**YOUR ASSIGNMENT:** The records sit below. Return every line in them that holds the word "MANAGE".

**INPUT RECORDS:**
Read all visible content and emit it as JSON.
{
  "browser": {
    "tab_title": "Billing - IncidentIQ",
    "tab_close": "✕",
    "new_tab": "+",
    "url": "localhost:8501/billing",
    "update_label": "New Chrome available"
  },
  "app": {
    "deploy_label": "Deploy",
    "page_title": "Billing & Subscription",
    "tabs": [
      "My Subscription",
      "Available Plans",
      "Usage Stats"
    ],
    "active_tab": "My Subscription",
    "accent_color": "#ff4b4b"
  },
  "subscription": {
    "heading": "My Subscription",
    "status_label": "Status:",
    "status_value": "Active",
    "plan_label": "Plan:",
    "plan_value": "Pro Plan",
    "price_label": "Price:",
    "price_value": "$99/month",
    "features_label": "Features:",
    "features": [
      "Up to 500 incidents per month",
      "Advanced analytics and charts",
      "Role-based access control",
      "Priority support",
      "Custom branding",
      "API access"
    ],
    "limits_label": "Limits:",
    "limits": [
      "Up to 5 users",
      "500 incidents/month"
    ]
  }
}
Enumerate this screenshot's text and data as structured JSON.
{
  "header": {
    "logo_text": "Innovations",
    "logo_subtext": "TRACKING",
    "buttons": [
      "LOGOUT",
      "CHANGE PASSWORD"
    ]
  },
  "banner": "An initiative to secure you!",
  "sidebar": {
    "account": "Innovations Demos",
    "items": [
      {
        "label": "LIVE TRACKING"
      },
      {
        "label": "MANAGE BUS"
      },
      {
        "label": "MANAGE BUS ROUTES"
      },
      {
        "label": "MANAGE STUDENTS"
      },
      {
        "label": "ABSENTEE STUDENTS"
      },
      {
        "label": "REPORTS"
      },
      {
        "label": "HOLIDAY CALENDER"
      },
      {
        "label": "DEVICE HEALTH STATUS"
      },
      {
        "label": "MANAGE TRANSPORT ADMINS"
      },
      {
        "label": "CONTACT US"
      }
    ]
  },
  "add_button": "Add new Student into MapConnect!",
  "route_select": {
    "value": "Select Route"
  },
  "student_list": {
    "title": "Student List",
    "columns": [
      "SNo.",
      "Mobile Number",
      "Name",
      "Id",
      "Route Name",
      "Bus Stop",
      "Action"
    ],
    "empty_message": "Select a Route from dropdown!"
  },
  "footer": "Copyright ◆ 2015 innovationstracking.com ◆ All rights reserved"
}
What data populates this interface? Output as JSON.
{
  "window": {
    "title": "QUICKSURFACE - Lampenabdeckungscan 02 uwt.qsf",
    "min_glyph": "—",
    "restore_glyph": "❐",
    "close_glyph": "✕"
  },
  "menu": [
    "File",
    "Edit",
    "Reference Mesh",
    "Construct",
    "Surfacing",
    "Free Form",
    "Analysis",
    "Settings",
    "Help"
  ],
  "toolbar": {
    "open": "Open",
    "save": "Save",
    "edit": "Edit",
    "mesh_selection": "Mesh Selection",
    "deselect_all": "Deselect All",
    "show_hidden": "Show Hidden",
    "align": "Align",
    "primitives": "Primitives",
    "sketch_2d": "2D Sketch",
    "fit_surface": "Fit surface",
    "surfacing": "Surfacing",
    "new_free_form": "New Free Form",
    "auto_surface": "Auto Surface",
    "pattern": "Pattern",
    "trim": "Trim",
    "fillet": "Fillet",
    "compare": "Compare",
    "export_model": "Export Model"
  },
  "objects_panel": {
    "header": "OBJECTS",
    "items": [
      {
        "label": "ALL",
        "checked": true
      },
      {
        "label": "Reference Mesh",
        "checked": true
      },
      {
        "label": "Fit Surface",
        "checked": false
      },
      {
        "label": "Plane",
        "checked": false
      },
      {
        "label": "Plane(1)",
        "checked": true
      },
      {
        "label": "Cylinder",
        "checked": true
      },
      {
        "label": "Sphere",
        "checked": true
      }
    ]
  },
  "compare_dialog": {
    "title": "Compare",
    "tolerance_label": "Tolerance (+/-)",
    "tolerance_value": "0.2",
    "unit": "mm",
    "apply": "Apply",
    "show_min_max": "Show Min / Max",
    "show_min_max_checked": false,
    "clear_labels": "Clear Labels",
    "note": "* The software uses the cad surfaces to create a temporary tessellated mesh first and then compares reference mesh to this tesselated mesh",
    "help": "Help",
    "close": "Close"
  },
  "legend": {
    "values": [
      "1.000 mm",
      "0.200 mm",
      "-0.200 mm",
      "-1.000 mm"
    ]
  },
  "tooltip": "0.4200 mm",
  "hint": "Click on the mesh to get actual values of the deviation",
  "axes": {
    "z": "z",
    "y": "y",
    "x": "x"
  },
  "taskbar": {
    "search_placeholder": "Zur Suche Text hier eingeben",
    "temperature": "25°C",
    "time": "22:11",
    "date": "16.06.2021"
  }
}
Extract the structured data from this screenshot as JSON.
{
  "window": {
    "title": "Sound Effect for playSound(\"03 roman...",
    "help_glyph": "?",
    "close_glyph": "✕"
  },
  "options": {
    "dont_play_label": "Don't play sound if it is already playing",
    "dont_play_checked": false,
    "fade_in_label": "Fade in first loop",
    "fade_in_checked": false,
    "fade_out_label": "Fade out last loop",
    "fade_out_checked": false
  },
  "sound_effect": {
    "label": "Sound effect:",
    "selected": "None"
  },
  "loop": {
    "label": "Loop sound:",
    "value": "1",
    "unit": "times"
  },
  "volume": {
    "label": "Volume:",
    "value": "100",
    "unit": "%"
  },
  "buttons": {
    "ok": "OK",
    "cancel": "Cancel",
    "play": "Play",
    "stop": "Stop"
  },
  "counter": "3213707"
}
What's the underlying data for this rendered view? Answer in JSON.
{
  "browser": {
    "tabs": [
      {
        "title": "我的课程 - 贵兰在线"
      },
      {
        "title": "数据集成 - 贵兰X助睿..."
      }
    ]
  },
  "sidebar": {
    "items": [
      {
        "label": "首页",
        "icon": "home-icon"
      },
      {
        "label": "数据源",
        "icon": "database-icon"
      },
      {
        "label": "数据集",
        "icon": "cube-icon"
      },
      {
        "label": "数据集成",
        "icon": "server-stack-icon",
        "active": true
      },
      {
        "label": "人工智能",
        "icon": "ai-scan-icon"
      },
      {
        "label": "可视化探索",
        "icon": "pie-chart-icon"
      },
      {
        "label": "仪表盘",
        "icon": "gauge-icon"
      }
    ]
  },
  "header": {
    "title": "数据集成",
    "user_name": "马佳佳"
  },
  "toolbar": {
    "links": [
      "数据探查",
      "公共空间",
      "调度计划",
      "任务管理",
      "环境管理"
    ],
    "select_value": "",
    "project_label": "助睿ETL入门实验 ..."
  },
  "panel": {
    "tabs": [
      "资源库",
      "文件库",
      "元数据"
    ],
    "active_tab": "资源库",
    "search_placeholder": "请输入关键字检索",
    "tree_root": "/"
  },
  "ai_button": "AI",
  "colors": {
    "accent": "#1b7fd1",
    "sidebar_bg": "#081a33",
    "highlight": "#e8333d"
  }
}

**PROBLEM SOLUTION:**
        "label": "MANAGE BUS"
        "label": "MANAGE BUS ROUTES"
        "label": "MANAGE STUDENTS"
        "label": "MANAGE TRANSPORT ADMINS"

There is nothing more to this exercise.